I’ll admit: I felt deeply depressed after reading yesterday’s Guardian Long Read which portrayed how right-wing populist parties are advancing in all parts of Europe by appealing to the widespread and growing resentment of political and financial elites, co-opting the policies and rhetoric of the left, and polishing their public image by publicly breaking with the symbols of the fascist past.
Coming as the latest Hillary Clinton email revelations seem to have handed Donald Trump a last-minute advantage in the American presidential election, and after the spectacle of the clearance of the Calais refugee camp and the British government’s reluctance to do more than the bare minimum to protect vulnerable young residents of the camp, the current mood reminds me of Alexander Blok writing in 1908 of his sense an impending catastrophe: ‘In us all is a feeling of sickness, of alarm, of disaster, of disruption.’
The moment seems perilous indeed. Further warnings of dangers that might easily force their way from the past into the present were contained in a piece written by the Labour MP Richard Burden following his recent visit to Srebrenica, and in news of the death of one of the last survivors of the Nazi death camps who became one of the most active UK-based witnesses to the Holocaust. Continue reading “‘In us all is a feeling of sickness, of alarm, of disaster, of disruption.’”
Nina is an outstanding one-woman show we saw this week at the Unity Theatre in Liverpool. It is a deeply personal tribute to Nina Simone by Josette Bushell-Mingo, the London-born actress and singer who is currently artistic director for the Swedish National Touring Theatre. As its full title – Nina – a story about me and Nina Simone – implies, and as became apparent minutes into this remarkable production, this is a personal meditation, laced with anger and bitterness, on the meaning of Simone’s music for another black woman. The show runs for another week and should not be missed. Continue reading “Josette Bushell-Mingo’s Nina at Unity Theatre: angry, beautiful, outstanding”

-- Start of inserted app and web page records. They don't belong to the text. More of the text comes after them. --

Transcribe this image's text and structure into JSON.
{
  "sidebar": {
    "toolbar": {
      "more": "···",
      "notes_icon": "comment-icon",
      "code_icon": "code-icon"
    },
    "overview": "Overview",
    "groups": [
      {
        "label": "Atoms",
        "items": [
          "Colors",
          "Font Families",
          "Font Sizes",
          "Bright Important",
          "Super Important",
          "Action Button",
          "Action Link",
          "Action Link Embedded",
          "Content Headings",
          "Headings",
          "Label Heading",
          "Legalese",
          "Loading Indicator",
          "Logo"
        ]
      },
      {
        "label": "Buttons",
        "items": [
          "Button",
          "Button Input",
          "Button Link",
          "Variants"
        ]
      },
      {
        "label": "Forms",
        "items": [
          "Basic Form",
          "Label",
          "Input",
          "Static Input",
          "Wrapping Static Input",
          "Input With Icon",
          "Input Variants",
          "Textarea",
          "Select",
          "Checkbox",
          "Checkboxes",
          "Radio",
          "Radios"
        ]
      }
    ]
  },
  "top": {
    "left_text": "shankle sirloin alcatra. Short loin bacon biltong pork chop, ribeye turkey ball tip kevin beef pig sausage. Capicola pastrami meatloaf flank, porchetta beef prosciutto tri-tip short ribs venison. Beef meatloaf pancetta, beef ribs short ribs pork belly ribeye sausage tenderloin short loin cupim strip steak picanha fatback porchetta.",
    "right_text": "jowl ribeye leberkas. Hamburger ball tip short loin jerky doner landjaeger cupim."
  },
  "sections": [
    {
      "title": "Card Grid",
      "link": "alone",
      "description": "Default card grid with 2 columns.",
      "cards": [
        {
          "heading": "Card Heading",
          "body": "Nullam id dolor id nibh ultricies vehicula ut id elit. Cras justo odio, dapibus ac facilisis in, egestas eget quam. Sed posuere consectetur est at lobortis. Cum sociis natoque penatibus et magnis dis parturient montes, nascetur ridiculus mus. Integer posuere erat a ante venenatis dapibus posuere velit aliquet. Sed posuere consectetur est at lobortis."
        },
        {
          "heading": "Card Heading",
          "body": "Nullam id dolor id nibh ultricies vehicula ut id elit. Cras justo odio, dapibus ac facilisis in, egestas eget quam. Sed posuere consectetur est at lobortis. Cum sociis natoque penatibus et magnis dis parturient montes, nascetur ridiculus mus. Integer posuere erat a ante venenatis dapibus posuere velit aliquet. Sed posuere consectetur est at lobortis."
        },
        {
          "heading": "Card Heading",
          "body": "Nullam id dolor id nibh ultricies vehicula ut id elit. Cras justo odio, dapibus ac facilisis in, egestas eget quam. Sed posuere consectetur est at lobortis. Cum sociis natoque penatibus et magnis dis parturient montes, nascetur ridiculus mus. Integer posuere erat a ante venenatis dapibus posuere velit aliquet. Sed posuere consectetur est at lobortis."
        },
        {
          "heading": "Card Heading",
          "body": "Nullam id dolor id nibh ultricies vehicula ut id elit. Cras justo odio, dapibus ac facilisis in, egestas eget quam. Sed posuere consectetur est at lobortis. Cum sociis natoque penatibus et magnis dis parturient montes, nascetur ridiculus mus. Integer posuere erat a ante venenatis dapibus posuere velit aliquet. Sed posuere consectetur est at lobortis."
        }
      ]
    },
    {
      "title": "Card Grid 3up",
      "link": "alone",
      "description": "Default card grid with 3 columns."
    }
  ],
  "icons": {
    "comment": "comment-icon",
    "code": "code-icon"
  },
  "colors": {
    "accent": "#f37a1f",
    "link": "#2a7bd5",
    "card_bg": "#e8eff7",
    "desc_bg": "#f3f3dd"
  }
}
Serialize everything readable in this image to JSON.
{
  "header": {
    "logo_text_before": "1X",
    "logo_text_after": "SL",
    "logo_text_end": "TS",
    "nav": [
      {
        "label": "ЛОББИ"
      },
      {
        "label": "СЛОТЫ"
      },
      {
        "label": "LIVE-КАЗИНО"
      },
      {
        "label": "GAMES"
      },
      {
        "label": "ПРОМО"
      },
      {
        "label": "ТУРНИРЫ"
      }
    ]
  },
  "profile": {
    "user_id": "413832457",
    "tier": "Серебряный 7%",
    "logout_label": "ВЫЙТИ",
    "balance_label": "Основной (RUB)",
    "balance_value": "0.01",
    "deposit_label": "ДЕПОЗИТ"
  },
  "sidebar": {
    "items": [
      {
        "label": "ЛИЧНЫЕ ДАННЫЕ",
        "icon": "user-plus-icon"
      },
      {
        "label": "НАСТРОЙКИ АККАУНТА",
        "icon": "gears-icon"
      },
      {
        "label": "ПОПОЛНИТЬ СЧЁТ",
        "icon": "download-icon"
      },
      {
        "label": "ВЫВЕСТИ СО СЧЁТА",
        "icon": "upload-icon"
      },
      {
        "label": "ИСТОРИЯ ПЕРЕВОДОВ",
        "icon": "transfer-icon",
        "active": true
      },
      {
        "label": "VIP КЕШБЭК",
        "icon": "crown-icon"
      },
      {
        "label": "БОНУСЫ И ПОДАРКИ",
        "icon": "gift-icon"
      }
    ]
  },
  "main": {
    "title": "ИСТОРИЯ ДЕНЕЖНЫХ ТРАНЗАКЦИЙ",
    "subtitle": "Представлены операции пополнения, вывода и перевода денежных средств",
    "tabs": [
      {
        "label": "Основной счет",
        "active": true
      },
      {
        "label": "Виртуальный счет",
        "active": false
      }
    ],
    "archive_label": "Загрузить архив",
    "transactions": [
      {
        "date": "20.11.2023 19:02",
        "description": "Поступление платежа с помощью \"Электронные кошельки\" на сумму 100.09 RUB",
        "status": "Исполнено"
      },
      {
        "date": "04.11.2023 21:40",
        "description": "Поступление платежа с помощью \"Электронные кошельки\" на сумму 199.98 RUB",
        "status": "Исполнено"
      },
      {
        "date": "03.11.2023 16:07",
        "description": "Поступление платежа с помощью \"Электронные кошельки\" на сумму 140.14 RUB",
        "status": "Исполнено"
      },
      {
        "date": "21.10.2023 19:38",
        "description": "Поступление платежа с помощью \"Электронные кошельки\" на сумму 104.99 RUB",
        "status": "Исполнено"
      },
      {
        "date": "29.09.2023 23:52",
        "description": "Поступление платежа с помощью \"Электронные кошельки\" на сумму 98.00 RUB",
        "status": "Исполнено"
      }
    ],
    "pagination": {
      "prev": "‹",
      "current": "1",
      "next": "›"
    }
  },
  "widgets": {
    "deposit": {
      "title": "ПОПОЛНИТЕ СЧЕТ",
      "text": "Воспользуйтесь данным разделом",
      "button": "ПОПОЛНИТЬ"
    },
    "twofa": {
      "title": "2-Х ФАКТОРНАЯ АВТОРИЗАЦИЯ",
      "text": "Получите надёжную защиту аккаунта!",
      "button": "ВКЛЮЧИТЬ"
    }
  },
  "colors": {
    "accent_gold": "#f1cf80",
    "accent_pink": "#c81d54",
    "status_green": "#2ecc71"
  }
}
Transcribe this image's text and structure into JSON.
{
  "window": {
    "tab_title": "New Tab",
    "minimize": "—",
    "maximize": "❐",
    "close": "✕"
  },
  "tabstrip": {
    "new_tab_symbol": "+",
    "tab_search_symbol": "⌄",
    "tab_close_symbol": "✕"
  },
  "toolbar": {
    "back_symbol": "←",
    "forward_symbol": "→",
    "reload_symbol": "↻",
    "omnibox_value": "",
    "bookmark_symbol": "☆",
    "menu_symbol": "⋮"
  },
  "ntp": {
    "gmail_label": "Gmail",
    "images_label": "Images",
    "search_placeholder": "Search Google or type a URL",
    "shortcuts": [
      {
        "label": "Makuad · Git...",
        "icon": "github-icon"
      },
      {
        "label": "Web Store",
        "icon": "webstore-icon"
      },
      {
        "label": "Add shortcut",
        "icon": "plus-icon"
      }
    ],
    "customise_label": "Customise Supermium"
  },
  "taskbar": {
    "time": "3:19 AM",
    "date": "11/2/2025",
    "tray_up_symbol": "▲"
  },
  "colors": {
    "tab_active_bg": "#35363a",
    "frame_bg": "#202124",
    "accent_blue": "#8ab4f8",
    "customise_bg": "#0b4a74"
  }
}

What does it mean to come home?
– Home, page 106
Recently, I read the Marilynne Robinson trilogy that begins with Gilead (2004), continues with Home (2008) and concludes with Lila (2014). I don’t think I have read a finer suite of novels. Collectively, in an undemonstrative fashion, they constitute an interrogation of America as a home, and of the obligations of religious belief in a society in which social justice and the care of others is not guaranteed for all. The novels are set in the quiet and conservative rural America of the early 1950s, yet there’s an undertow of a country divided by race and prejudice. Continue reading “Marilynne Robinson’s Gilead trilogy”